My first real rock show was at a small club in Minneapolis, singing along to every word, caught up in the rapture of flying off the dance floor with the other worshipers. The band was Weezer, the venue was my beloved First Avenue (of Purple Rain fame), I was a sophomore in high school and it was the all-ages afternoon show, and I’ve reveled ever since in recreating the weightlessness I felt that day.

I see how the music recognized me, marked me as its own, and how it both satiated, and left me wanting, always wanting more. When I hear a song I love, my soul dances with arms outstretched, lifting off into the heavens, already begging for an encore. This is what I see in the metaphorical mirror, the same as I saw at 8 and 15: I am flying.

Scores in Quarantine

In 2020, in quarantine, there’s nowhere to drive to, at least nowhere that justifies turning the radio up and putting the windows down. The small, dark clubs with sordid histories and questionable bathrooms are all shuttered, along with the big arenas, and dive bars with makeshift stages. Our days are scored by spotify playlists, old records, and instagram live shows; when it gets too painful in this temporary cage of existence to listen to music, podcasts.

None of it quite reaches far enough, just takes passing stabs, like seeing beautiful old pictures of a past you can’t get back. I’ve seen posts by friends, mourning as the calendar makes its way past the now cancelled shows and tours of their favorite bands, read articles by Rob Sheffield and Dave Grohl lamenting the loss of a way of life for musicians and music lovers alike, and talked to friends who teach, who never got to introduce this year’s students to music they love.

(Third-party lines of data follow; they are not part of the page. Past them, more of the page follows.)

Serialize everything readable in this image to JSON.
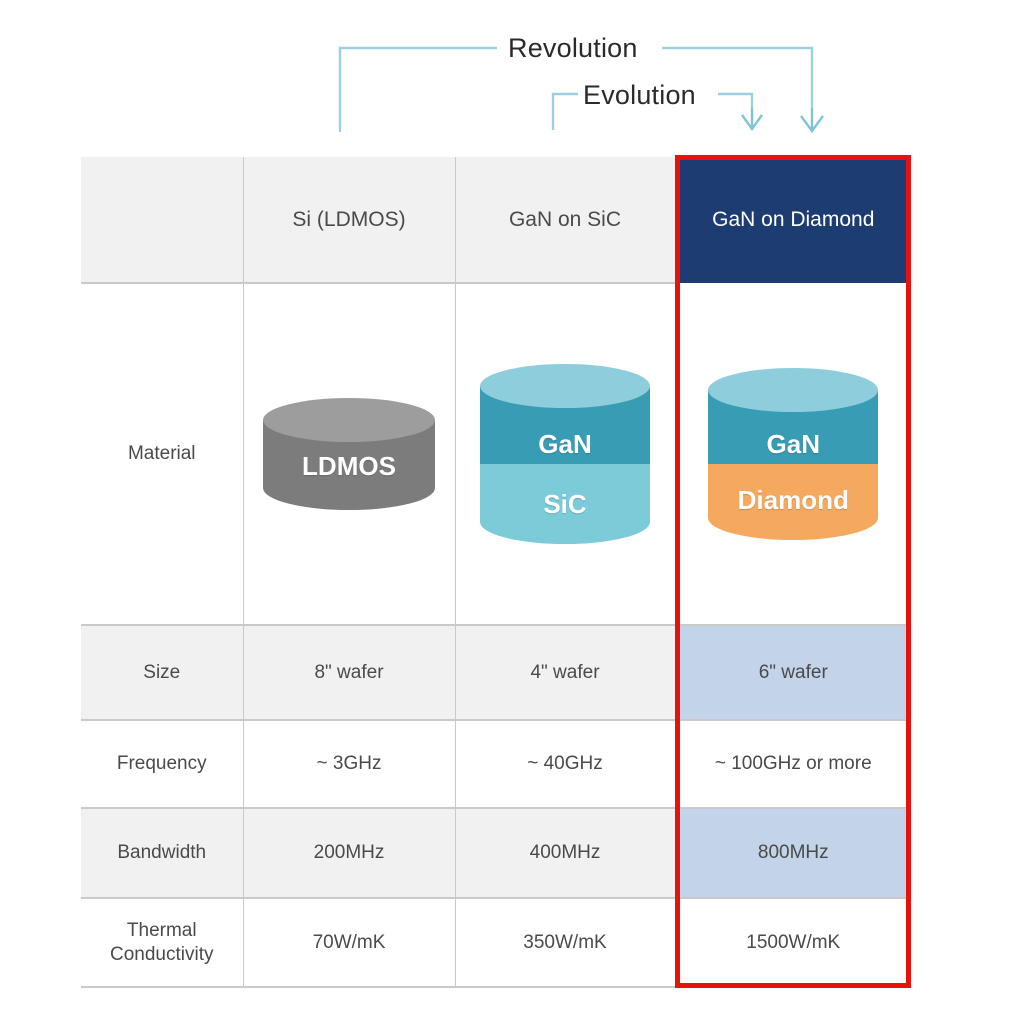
{
  "diagram": {
    "revolution_label": "Revolution",
    "evolution_label": "Evolution",
    "line_color": "#9ecfe0",
    "arrow_color": "#7fc3d8"
  },
  "table": {
    "columns": [
      "",
      "Si (LDMOS)",
      "GaN on SiC",
      "GaN on Diamond"
    ],
    "highlight_column": "GaN on Diamond",
    "highlight_header_bg": "#1c3c72",
    "highlight_cell_bg": "#c3d3ea",
    "highlight_border": "#e8120c",
    "rows": [
      {
        "label": "Material",
        "si": "",
        "gan_sic": "",
        "gan_diamond": ""
      },
      {
        "label": "Size",
        "si": "8\" wafer",
        "gan_sic": "4\" wafer",
        "gan_diamond": "6\" wafer"
      },
      {
        "label": "Frequency",
        "si": "~ 3GHz",
        "gan_sic": "~ 40GHz",
        "gan_diamond": "~ 100GHz or more"
      },
      {
        "label": "Bandwidth",
        "si": "200MHz",
        "gan_sic": "400MHz",
        "gan_diamond": "800MHz"
      },
      {
        "label": "Thermal Conductivity",
        "label_line1": "Thermal",
        "label_line2": "Conductivity",
        "si": "70W/mK",
        "gan_sic": "350W/mK",
        "gan_diamond": "1500W/mK"
      }
    ]
  },
  "cylinders": {
    "ldmos": {
      "label": "LDMOS",
      "body_color": "#7c7c7c",
      "top_color": "#9d9d9d"
    },
    "gan_sic": {
      "top_label": "GaN",
      "bottom_label": "SiC",
      "top_layer_color": "#389cb4",
      "bottom_layer_color": "#7ccbd9",
      "cap_color": "#8ecddb"
    },
    "gan_diamond": {
      "top_label": "GaN",
      "bottom_label": "Diamond",
      "top_layer_color": "#389cb4",
      "bottom_layer_color": "#f5a95f",
      "cap_color": "#8ecddb"
    }
  }
}
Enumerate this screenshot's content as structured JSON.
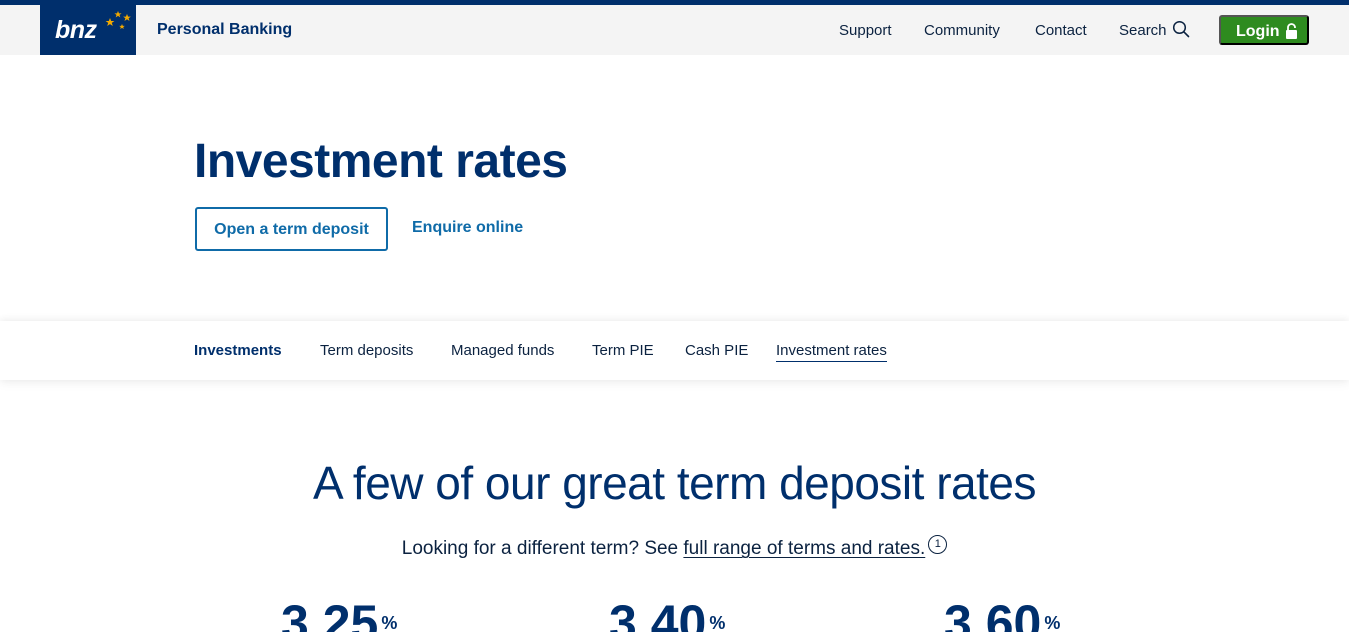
{
  "header": {
    "logo_text": "bnz",
    "brand_label": "Personal Banking",
    "nav": {
      "support": "Support",
      "community": "Community",
      "contact": "Contact",
      "search": "Search"
    },
    "login_label": "Login",
    "colors": {
      "navy": "#002f6c",
      "login_green": "#2e8b1f",
      "star_gold": "#f2a900"
    }
  },
  "hero": {
    "title": "Investment rates",
    "primary_button": "Open a term deposit",
    "secondary_link": "Enquire online"
  },
  "subnav": {
    "items": [
      "Investments",
      "Term deposits",
      "Managed funds",
      "Term PIE",
      "Cash PIE",
      "Investment rates"
    ],
    "active": "Investment rates"
  },
  "rates_section": {
    "heading": "A few of our great term deposit rates",
    "sub_prefix": "Looking for a different term? See ",
    "sub_link": "full range of terms and rates.",
    "footnote": "1",
    "rates": [
      {
        "value": "3.25",
        "unit": "%"
      },
      {
        "value": "3.40",
        "unit": "%"
      },
      {
        "value": "3.60",
        "unit": "%"
      }
    ]
  }
}
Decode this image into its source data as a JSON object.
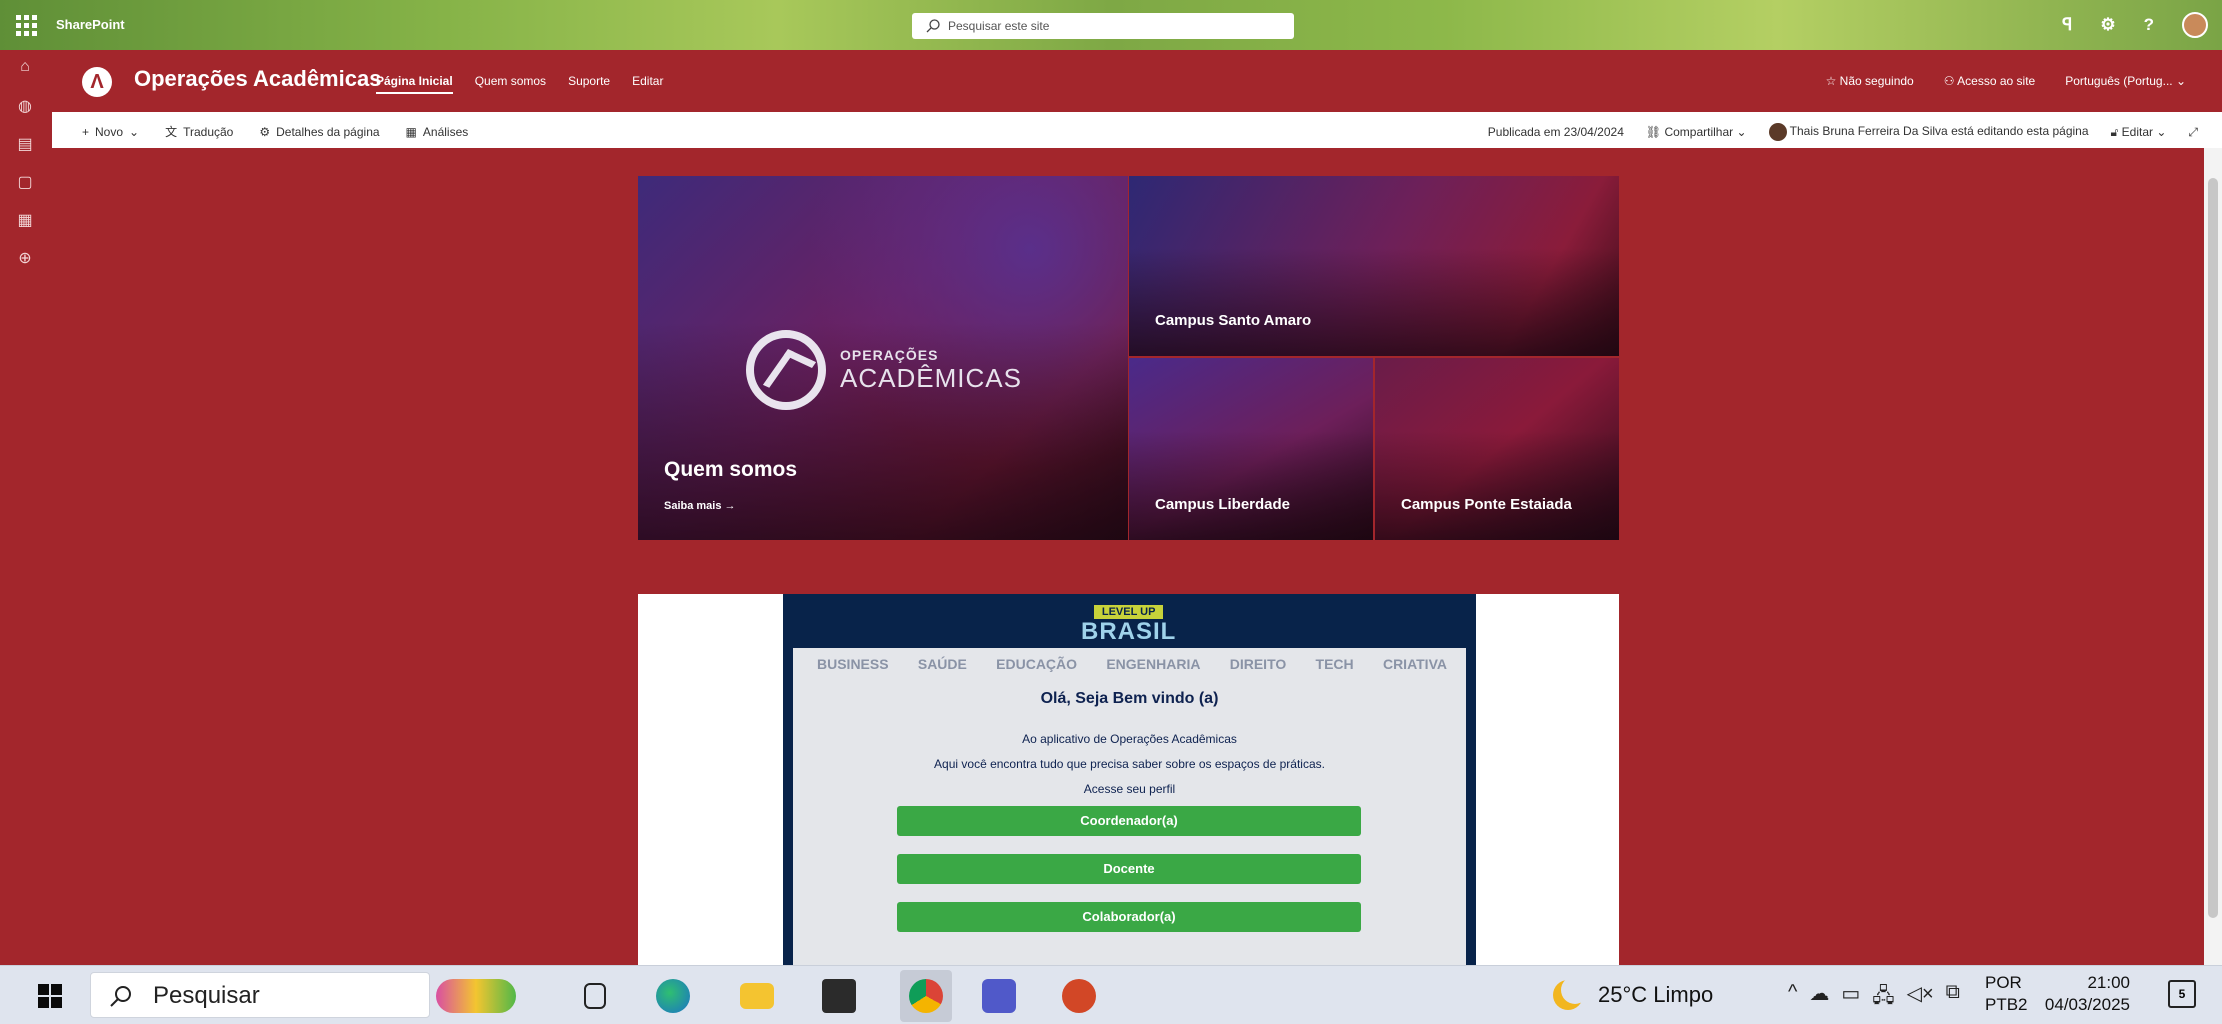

All of us, chewing on our grief; hoping to break it down into something we can swallow, while the right songs play in the background in the wrong key, at the wrong moment in the movie. When we stretch our arms out, we feel the walls closing in. My friends and I started a movie club in March, and one night, we watched The Perks of Being a Wallflower. Sad and beautiful, it captures the moment when music lifts off.

Afterwards, I collected my friends’ songs, the ones that take them somewhere, suspending time and gravity’s hold, and then I tried to write about them.

I can’t. In this infinite time that has no starts and stops, they’ve all been transformed into funeral dirges. They hurt, and they sting with grief, uncertainty, and fear of the future.

I’ve gone back to the first songs that stuck to me, rooted in the corners of my heart and mind, the soundtrack to first kisses, and first losses, and nights that felt wider than the world. I’ve gone back to Weezer, and the Beach Boys, and all their friends, and knelt at their feet, praying for some reassurance that I can still connect to the stars, and the pounding of the bass, and the confetti floating alongside me through the air.

The b-side of my Beach Boys tape had their song In My Room on it, and these days, the sweet little surf-pop song reminds me that even though it’s dark and lonely right now, I will fly again. So will you.



About the Author

Ana-Maria Kraemer is a 30something, passionate (about her discount) retail worker who loves her husband, their dogs, and knows that—after seven years of moving around the country—they have finally settled somewhere, and she won’t have to move their cable subscription ever again! Ana was in show choir in high school, and has worked in the industry for 17 years.